Zebra Mussels © Parks Canada
Ecosystem monitoring is an essential tool used at Canada's 39 national parks, including St. Lawrence Islands, to gauge their ecological integrity. In the 1997 State of the Parks Report, the highest levels of impairment to ecological integrity were reported at Point Pelee National Park, Prince Edward Island National Park, Pacific Rim National Park and St Lawrence Islands National Park. An important step in dealing with the high level of impairment at St. Lawrence Islands has been the identification of unfavourable environmental conditions and the selection of management actions to mitigate them. In 1998, a questionnaire was developed to determine man-made threats to the 1000 Islands ecosystem. Thirty were identified and nine were found to be of particular significance:
- Direct human disturbance - from sewage, solid waste, trailside compaction and erosion, etc...
- Exotic invertebrates - out-competing or filling niches vacated by native species (e.g. Zebra Mussels)
- Urbanization - increasing pressures from development including shoreline intrusions, strip building along roadways
Exotic vegetation - (e.g. Purple Loosestrife)
- Sport fishing - too much pressure on game fish species
- Climate change - global warming from greenhouse gases
- Heavy metals - by-product pollution
- Transportation and utility corridors - affecting habitat connectivity
- Forestry - forest habitat loss due to extraction
It is worth noting that, at St. Lawrence Islands, the significant threats were found to be mainly from external sources and not from visitation to the park.
The extent of the threat posed by human activity is measured by evaluating the condition of a number of biological features to see how they are being affected..
The following features were chosen for evaluation:
Species and Population Level
- Black Rat Snake
- Herpetile species diversity
- Forest Productivity
- Fish Species Diversity
- Invertebrate Species Diversity
- St Lawrence River quality
- Landscape change detection
- Forest fragmentation
Pitch Pine Post
To read up on some of the ecological monitoring projects, check out these articles in the Pitch Pine Post.
Vol. 1, No.1
Mapping it out
Mighty but small
Frogs tell tale of ecosystem health
Turtle population in crisis
Vol. 1, No. 2
Beach bean: Beach what?!
Healthy osprey population
Landowners get involved in CSI: Mallorytown
Not very common anymore
Park initiates long-term wetland study
Search for muskellunge
Too little deerberry
Track local eagles online
Turtle study has positive impact on local population

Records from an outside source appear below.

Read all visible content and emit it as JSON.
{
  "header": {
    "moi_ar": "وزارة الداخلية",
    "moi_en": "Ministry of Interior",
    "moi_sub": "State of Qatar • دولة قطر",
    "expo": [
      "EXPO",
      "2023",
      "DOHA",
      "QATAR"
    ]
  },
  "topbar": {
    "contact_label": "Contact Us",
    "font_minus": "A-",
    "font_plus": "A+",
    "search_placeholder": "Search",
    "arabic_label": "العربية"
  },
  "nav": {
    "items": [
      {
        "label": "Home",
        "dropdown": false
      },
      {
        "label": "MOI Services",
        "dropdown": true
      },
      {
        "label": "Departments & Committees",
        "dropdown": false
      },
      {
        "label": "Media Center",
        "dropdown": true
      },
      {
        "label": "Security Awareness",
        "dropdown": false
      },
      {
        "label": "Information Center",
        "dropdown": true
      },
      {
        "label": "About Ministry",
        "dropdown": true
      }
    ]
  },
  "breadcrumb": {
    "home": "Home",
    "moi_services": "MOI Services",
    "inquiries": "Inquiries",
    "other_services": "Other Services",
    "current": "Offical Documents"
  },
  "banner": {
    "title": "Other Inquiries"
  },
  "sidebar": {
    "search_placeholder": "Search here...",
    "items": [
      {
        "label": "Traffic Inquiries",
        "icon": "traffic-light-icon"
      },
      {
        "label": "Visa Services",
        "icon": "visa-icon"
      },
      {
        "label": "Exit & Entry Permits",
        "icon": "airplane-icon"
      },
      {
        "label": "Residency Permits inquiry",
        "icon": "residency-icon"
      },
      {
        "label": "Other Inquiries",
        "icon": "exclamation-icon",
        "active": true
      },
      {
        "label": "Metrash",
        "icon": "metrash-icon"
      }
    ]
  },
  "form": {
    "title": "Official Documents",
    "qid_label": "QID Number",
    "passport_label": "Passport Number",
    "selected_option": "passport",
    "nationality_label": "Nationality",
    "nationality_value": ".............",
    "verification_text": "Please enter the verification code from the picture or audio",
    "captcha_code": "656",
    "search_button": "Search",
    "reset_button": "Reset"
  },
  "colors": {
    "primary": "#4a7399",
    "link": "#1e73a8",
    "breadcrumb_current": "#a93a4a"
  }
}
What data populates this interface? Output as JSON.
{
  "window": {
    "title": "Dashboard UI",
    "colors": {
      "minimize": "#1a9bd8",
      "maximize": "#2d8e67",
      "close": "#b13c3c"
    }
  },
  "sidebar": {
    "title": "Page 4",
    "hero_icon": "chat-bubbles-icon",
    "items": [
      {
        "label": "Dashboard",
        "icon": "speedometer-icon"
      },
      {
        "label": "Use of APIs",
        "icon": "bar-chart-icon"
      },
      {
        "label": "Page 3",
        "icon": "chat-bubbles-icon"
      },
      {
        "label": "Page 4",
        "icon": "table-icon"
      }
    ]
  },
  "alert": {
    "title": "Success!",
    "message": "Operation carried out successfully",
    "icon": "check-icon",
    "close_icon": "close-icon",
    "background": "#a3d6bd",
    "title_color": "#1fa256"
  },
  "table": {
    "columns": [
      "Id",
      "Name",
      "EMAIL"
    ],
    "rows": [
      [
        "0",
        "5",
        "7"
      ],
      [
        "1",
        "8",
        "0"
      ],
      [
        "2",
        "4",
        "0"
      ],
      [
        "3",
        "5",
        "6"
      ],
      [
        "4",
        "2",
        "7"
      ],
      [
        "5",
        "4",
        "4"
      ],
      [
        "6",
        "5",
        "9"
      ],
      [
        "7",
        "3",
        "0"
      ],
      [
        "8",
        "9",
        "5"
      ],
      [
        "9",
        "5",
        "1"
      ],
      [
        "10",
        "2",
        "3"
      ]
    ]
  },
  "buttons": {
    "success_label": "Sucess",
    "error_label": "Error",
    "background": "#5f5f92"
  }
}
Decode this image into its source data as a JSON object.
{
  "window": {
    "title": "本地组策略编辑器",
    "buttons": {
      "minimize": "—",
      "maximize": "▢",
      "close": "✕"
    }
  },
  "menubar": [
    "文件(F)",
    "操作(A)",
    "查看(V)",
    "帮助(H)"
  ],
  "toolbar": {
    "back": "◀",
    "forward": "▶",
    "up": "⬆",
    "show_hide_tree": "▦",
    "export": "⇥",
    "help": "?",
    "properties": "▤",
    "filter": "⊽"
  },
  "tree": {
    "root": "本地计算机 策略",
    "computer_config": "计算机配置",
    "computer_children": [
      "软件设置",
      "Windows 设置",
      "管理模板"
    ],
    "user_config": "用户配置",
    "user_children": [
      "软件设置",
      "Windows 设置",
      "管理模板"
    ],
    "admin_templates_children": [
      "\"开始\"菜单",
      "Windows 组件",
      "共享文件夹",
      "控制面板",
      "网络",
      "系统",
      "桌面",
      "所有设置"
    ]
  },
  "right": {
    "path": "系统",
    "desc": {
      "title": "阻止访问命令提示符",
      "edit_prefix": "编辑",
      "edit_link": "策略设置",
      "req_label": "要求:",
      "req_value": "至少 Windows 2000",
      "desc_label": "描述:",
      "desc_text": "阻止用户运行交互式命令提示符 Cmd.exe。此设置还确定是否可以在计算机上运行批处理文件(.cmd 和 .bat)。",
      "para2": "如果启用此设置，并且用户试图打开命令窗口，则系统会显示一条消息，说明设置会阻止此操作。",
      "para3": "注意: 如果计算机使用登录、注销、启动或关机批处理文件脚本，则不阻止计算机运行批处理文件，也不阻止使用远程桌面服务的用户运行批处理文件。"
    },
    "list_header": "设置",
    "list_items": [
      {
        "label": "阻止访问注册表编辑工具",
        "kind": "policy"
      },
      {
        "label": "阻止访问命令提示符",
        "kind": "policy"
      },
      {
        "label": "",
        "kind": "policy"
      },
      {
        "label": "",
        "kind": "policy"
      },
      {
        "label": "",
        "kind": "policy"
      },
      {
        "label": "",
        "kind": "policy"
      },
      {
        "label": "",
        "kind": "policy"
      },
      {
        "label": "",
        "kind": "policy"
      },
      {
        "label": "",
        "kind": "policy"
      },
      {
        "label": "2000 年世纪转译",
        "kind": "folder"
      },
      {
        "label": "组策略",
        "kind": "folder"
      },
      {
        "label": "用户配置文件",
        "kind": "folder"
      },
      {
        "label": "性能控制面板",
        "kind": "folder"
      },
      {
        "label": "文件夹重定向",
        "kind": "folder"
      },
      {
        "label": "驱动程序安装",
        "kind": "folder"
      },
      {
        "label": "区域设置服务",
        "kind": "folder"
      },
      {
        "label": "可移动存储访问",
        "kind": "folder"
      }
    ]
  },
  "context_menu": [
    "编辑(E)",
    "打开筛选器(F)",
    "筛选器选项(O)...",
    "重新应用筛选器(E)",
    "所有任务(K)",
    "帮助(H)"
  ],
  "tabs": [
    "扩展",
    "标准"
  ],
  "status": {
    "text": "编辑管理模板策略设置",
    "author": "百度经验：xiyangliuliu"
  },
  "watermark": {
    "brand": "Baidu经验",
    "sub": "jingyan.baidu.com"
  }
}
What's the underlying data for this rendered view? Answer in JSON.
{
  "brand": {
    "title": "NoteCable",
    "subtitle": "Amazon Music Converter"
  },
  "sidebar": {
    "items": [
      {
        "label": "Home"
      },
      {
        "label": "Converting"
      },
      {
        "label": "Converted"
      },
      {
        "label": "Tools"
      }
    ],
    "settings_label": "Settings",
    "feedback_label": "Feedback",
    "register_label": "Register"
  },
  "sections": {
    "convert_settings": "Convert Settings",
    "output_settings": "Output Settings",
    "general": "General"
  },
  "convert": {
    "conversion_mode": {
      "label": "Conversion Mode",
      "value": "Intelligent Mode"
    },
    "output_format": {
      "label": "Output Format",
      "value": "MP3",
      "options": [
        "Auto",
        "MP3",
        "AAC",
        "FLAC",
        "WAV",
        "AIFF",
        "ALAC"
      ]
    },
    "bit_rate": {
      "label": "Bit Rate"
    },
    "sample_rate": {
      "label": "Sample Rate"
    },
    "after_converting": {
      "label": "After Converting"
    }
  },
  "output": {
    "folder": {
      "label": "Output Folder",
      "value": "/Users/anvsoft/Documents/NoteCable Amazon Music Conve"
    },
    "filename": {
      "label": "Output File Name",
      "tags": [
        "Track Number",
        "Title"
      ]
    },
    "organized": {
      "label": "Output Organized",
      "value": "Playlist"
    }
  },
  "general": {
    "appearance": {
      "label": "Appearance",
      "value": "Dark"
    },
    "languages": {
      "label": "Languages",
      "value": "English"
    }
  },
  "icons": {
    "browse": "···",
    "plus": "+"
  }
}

Turtles and snakes and trees, oh my!
For more detailed information on the ecological monitoring projects in the park, please contact us at firstname.lastname@example.org or telephone (613) 923-5261.